Nobody Asked the Pea (Stewig/Van Wright, 2013), is an alternative version of Hans Christian Andersen’s “The Princess and the Pea.” Each page highlights a different character’s voice (in a unique font) including Queen Mildred, Prince Harold, a couple of princesses, Mother Mouse, the Head Housekeeper, The Pea, and others. The story unfolds through their experiences related to the grand narrative, rather than focusing on that storyline itself. The illustrations support the first person narration with some characters breaking the third wall and looking directly at the reader.
The introduction to The True Story of the Three Little Pigs (Scieszka/Smith, 1989) at the top of this post sums up the plot of the book. This story is told from the wolf’s perspective. It is a memoir of sorts, dictated from a prison cell where the wolf is serving time for the murder of two out of three of the pigs. His voice is simultaneously sincere and sarcastic. The illustrations are richly textured and reward dedicated viewers.

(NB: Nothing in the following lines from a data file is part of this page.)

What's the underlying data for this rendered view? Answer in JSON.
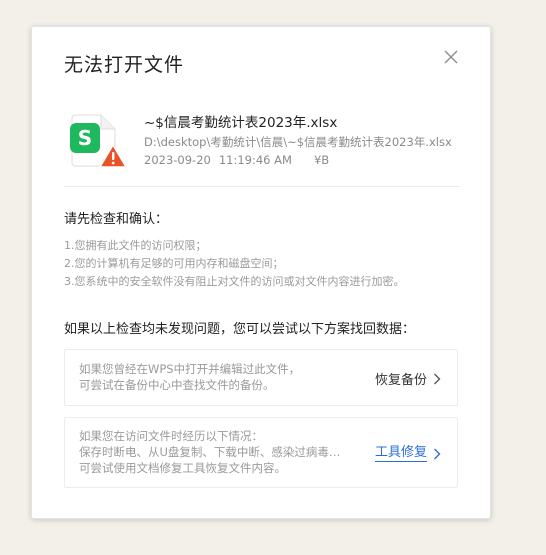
{
  "dialog": {
    "title": "无法打开文件"
  },
  "file": {
    "name": "~$信晨考勤统计表2023年.xlsx",
    "path": "D:\\desktop\\考勤统计\\信晨\\~$信晨考勤统计表2023年.xlsx",
    "date": "2023-09-20",
    "time": "11:19:46 AM",
    "size": "¥B",
    "app_letter": "S"
  },
  "checks": {
    "heading": "请先检查和确认：",
    "items": [
      "1.您拥有此文件的访问权限；",
      "2.您的计算机有足够的可用内存和磁盘空间；",
      "3.您系统中的安全软件没有阻止对文件的访问或对文件内容进行加密。"
    ]
  },
  "recovery": {
    "heading": "如果以上检查均未发现问题，您可以尝试以下方案找回数据：",
    "backup": {
      "line1": "如果您曾经在WPS中打开并编辑过此文件，",
      "line2": "可尝试在备份中心中查找文件的备份。",
      "action": "恢复备份"
    },
    "repair": {
      "line1": "如果您在访问文件时经历以下情况：",
      "line2": "保存时断电、从U盘复制、下载中断、感染过病毒、...",
      "line3": "可尝试使用文档修复工具恢复文件内容。",
      "action": "工具修复"
    }
  },
  "colors": {
    "link": "#2b6fd6",
    "wps_green": "#1fb85e",
    "warning": "#e8532a"
  }
}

When I was in graduate school postmodernism was all the rage, until some philosophers declared it’s untimely death. Regardless of what you might think on that subject, it’s hard to argue that children can be authentically challenged cognitively by picturebooks that might be categorized as postmodern. Books that don’t merely tell a story starting at point A and ending at point B. Books that confront beliefs about beauty, power, and representation.